The First District Court of Appeals, in Byrd v. U.S. Xpress, Inc., 2014-Ohio-5733, recently vacated and remanded the trial court’s order which allowed the plaintiff to share confidential and trade-secret information produced by the defendant during discovery.
This case involved a truck-automobile collision in which the driver of the car was killed. The defendant U.S. Xpress claimed the plaintiff’s discovery requests sought confidential information and trade-secrets, including documents related to financial status, marketing, research, and customer information. After U.S. Xpress’ failed attempts to negotiate a stipulated protective order, it filed a motion for a protective order. The plaintiff opposed the motion and submitted a proposed shared protective order. The plaintiff’s proposed order allowed U.S. Xpress to designate documents as “confidential,” but the plaintiff was permitted to disseminate the confidential materials to experts retained in the case and potential deponents and witnesses in any litigation against U.S. Xpress. Most notably, the plaintiff could disseminate the information to other plaintiff’s attorneys and experts involved in the “investigation, preparation, prosecution, or evaluation of any personal injury claims against” U.S. Xpress. The trial court judge signed the plaintiff’s proposed order. The defendant refused to cooperate with discovery and allow the plaintiff to disseminate its confidential information and appealed the order’s provisions.

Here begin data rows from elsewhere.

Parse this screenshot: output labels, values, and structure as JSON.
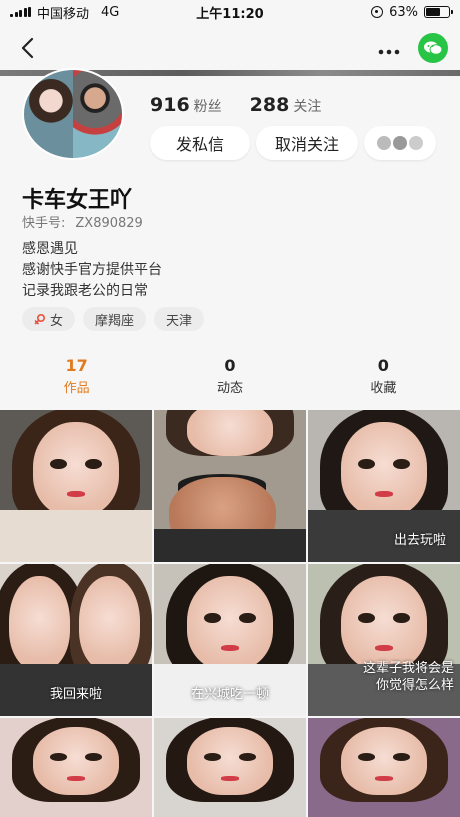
{
  "status_bar": {
    "carrier": "中国移动",
    "network": "4G",
    "time": "上午11:20",
    "battery_percent": "63%",
    "battery_level": 0.63
  },
  "nav": {
    "back_icon": "chevron-left-icon",
    "more_icon": "more-icon",
    "share_icon": "wechat-icon"
  },
  "profile": {
    "followers_count": "916",
    "followers_label": "粉丝",
    "following_count": "288",
    "following_label": "关注",
    "message_button": "发私信",
    "unfollow_button": "取消关注",
    "username": "卡车女王吖",
    "id_label": "快手号:",
    "id_value": "ZX890829",
    "bio": [
      "感恩遇见",
      "感谢快手官方提供平台",
      "记录我跟老公的日常"
    ],
    "tags": [
      "女",
      "摩羯座",
      "天津"
    ]
  },
  "tabs": [
    {
      "count": "17",
      "label": "作品",
      "active": true
    },
    {
      "count": "0",
      "label": "动态",
      "active": false
    },
    {
      "count": "0",
      "label": "收藏",
      "active": false
    }
  ],
  "grid": {
    "captions": [
      "出去玩啦",
      "我回来啦",
      "在兴城吃一顿",
      "这辈子我将会是",
      "你觉得怎么样"
    ]
  },
  "colors": {
    "accent": "#e07a1f",
    "wechat": "#28c445",
    "background": "#f6f6f6"
  }
}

On appeal, the First District agreed with U.S. Xpress. The Court found the order troublesome for two reasons. First, the order was not limited to sharing in cases “where there was an obvious benefit in terms of efficiency or protecting public safety.” This was problematic because it allowed the plaintiff to share U.S. Xpress’ information with other attorneys and experts “involved in the investigation, preparation, prosecution, or evaluation of personal injury claims against” U.S. Xpress that were not in any way related to the present case. The only similarity necessary for disclosure was a personal injury claim against U.S. Xpress.
Second, the order granted the plaintiff “virtually unfettered discretion” in determining who would receive the information. The plaintiff was required to keep a list of the individuals that received the information, but did not have to disclose the individuals to U.S. Xpress prior to disclosure. Only through a court order, or with the plaintiff’s permission, could U.S. Xpress determine who received the information.
While sharing information produced in discovery can reduce litigation costs, be more efficient, and promote the public interest, it is import to protect the legitimate confidentiality concerns of our clients and the information disclosed. As evidenced here, simply filing a lawsuit against the same defendant does not permit plaintiffs to disseminate confidential information at their own discretion, especially without prior notice to the defendant. Should you find yourself in a situation where the court orders you to disclose what you believe to be trade-secret and confidential information, and the other party has control of who receives the information, the order should immediately be appealed.
A full text of the opinion can be found here.